The case for supporting siblings of seriously ill children
A child’s life changes dramatically when their sibling is diagnosed with a serious illness. Our new report, See us, Hear us, Notice us, sets out why the support of brothers and sisters – known as sibling support - should be valued and funded more highly.
When a child becomes ill, a parent will have less time to focus on their brothers and sisters. Routines change, and a healthy child can struggle to understand what’s happening.
Getting to and from school can be hard, and opening up about their feelings can be difficult as they try to protect their parents from more worry.
How sibling support makes a difference
- Sibling support from organisations like Rainbow Trust can help children learn important coping mechanisms and find an outlet for their strong feelings.
- Practical support can help them get to school and keep up with homework. Meeting other children in the same situation can also help them feel less isolated.
- More and more children are growing up with a seriously ill brother or sister as a result of medical advances. But, despite some official recognition of the need to support siblings, many local authorities have reduced funding as budgets are squeezed.
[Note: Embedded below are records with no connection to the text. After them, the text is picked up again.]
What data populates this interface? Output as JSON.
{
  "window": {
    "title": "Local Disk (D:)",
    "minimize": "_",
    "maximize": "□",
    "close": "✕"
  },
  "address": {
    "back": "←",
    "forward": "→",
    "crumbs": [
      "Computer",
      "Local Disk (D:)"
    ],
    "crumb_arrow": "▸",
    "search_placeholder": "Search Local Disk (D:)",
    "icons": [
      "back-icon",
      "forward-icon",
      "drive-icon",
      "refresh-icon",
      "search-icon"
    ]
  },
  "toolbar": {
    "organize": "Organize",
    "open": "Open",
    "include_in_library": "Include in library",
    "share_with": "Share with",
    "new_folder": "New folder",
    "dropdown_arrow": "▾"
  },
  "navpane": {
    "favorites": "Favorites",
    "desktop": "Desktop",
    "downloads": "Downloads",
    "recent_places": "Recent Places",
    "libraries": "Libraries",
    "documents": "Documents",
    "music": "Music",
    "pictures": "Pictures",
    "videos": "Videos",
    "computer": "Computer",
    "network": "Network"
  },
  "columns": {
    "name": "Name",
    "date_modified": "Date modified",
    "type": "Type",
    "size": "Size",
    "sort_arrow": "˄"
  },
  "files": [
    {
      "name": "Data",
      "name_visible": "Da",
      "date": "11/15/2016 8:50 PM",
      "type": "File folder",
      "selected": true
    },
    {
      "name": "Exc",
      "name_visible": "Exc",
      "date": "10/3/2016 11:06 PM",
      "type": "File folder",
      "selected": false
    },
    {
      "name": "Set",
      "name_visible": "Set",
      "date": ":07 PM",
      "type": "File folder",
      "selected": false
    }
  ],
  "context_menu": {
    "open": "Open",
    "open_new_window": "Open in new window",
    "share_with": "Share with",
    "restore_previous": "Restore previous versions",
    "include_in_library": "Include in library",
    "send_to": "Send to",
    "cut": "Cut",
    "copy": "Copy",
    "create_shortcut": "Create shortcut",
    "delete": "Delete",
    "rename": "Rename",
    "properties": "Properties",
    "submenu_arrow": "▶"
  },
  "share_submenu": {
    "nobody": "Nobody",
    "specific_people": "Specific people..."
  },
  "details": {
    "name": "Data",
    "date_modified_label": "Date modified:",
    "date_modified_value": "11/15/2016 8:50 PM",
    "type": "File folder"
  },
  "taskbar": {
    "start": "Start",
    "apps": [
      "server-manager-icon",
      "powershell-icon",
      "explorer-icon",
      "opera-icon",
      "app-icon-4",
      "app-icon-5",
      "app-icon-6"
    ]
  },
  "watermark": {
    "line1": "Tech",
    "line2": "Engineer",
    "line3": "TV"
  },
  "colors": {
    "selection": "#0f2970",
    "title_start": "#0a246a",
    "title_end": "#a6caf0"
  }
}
However, funding sibling support can prevent future costs for public services. Our conservative estimate is that our sibling support saves around £418,000 each year for the education, health and social care system.
At the moment, sibling support has a low profile among both national and local decision-makers.
Together we can change this.
Please add your name below to our message to government.
*I back the call for all children and young people with seriously ill brothers or sisters to have access to high quality sibling support when required, before their education, mental health and wellbeing are more seriously affected.